--- Recorded data Enclosed Below ---

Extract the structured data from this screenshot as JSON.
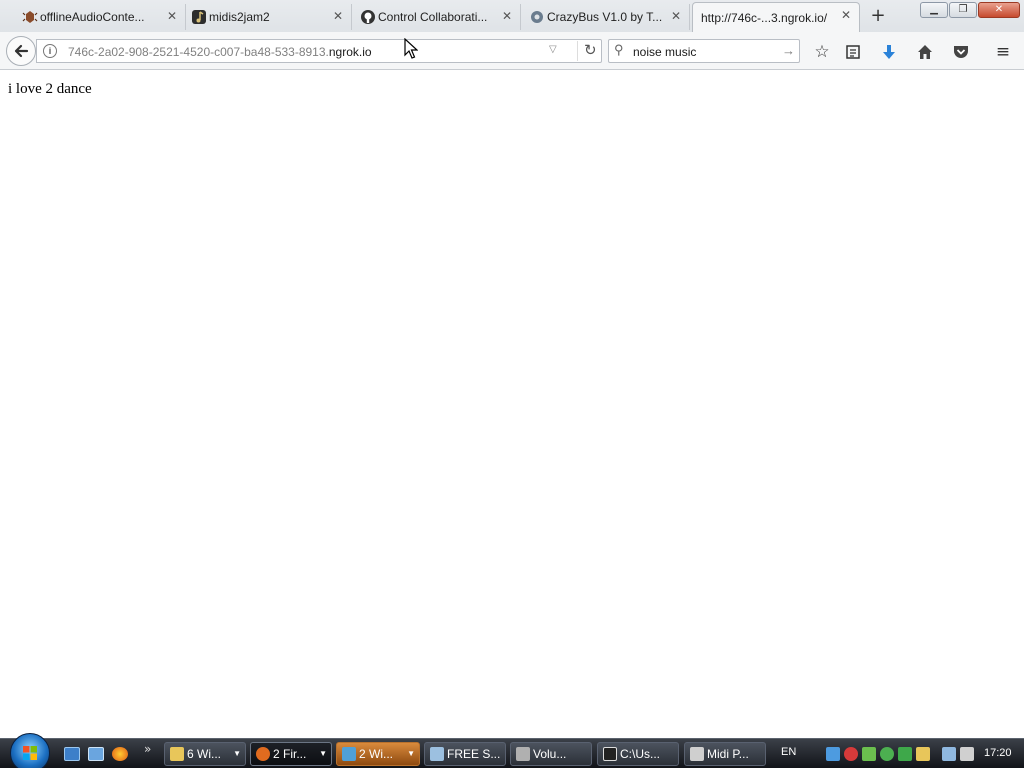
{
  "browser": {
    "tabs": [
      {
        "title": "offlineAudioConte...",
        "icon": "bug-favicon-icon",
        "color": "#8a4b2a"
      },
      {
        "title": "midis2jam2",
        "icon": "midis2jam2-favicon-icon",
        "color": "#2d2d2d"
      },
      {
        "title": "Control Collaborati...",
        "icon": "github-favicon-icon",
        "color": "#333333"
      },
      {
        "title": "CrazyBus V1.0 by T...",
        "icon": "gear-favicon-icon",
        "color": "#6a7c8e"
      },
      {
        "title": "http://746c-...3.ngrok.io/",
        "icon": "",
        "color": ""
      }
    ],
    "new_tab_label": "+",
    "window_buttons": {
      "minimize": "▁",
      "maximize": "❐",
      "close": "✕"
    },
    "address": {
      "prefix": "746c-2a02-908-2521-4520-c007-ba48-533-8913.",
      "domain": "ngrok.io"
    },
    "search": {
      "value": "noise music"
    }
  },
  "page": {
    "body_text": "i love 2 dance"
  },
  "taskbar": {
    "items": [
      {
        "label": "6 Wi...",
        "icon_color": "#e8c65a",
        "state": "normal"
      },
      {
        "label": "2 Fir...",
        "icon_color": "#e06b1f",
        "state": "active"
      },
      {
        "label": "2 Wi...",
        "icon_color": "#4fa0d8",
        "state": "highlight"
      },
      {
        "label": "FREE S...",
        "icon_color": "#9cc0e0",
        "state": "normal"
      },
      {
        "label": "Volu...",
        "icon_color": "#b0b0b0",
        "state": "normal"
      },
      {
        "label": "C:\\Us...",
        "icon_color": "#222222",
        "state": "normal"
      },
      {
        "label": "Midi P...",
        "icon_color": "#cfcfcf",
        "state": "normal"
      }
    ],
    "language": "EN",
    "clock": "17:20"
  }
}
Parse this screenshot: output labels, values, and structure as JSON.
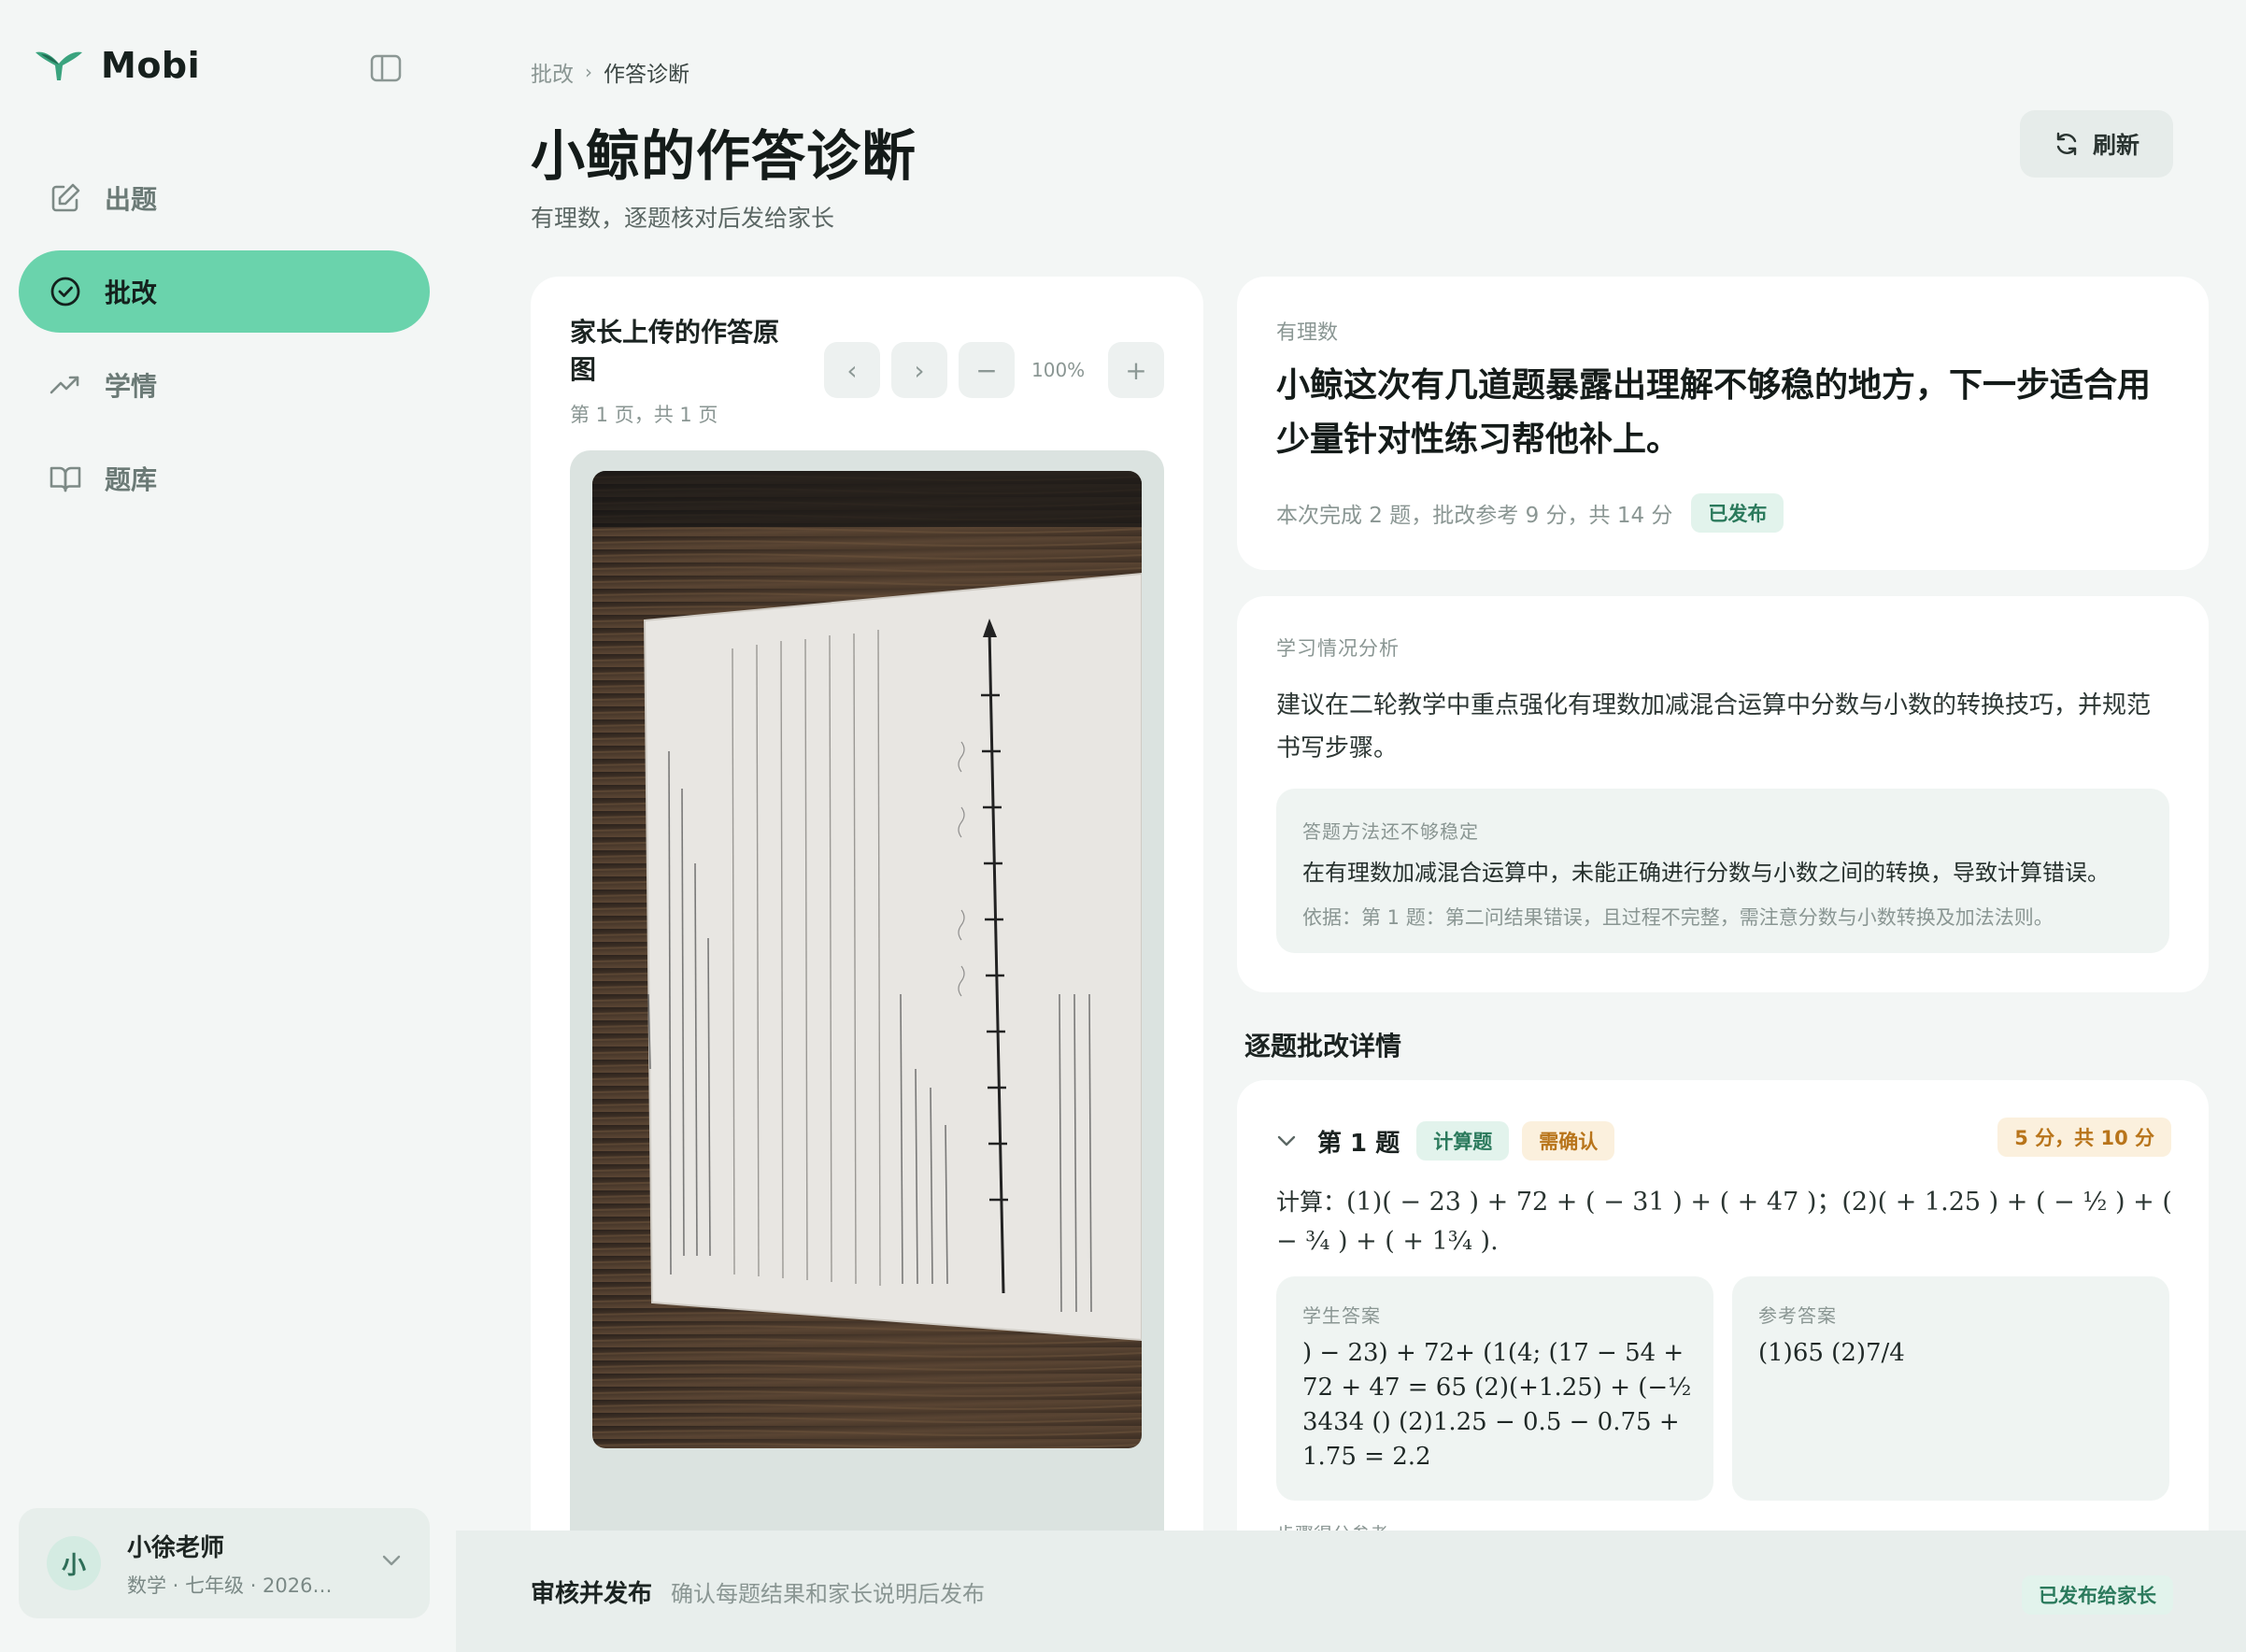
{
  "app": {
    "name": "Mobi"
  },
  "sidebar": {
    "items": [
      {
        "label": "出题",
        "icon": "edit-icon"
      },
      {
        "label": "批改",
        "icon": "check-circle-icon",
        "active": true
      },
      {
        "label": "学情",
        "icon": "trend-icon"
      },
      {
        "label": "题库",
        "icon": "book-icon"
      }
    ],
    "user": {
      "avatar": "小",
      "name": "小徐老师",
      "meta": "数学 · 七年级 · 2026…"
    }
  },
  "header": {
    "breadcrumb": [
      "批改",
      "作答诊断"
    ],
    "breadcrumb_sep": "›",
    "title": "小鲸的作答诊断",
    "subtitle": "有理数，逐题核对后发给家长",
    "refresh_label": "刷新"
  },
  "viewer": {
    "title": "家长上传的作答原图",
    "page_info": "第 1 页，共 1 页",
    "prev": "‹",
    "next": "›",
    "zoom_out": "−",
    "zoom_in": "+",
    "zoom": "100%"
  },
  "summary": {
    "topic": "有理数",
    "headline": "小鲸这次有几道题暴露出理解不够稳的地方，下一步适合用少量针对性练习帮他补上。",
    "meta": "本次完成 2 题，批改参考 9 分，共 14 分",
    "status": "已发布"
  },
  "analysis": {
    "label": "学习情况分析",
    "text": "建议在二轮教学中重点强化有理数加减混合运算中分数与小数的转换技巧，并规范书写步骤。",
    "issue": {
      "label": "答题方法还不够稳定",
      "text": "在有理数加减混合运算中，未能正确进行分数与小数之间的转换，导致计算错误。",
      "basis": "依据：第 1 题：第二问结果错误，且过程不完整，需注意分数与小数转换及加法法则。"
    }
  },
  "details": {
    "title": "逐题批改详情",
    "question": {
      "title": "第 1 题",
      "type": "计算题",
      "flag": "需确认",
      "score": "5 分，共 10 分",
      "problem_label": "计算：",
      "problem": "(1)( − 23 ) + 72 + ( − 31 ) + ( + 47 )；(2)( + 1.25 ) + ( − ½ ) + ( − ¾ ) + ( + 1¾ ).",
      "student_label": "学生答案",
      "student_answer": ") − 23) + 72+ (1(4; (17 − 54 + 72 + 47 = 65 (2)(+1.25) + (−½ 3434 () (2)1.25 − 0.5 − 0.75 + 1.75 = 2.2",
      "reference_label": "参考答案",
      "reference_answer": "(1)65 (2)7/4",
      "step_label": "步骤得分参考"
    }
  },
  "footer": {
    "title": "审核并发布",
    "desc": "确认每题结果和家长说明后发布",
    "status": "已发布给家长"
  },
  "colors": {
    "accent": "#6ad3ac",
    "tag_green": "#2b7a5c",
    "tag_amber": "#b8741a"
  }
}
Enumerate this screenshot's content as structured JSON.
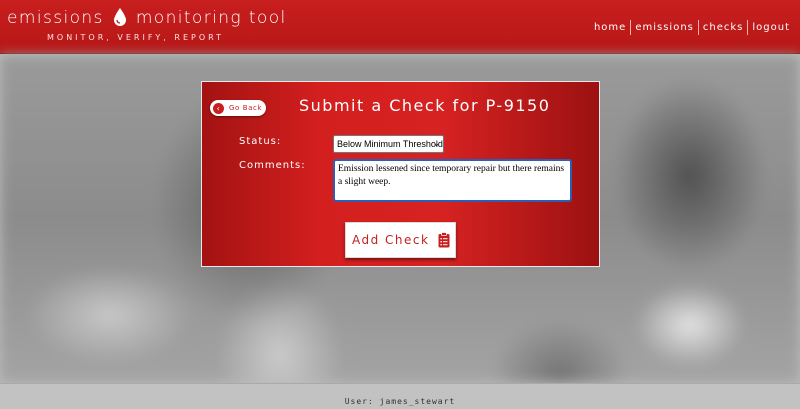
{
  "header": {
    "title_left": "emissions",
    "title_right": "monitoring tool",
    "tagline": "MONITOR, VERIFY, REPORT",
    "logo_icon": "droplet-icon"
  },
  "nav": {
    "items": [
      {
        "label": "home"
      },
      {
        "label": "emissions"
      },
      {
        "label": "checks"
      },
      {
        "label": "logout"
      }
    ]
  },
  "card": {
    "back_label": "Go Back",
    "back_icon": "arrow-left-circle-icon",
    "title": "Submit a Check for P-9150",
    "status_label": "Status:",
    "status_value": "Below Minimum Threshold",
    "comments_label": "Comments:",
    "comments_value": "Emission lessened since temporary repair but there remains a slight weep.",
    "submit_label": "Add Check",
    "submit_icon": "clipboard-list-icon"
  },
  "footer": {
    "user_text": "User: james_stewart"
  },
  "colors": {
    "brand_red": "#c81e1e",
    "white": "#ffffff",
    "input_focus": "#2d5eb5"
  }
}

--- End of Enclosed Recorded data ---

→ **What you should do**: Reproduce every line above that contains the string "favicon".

→ **Answer for this exercise**:
        "icon": "bug-favicon-icon",
        "icon": "midis2jam2-favicon-icon",
        "icon": "github-favicon-icon",
        "icon": "gear-favicon-icon",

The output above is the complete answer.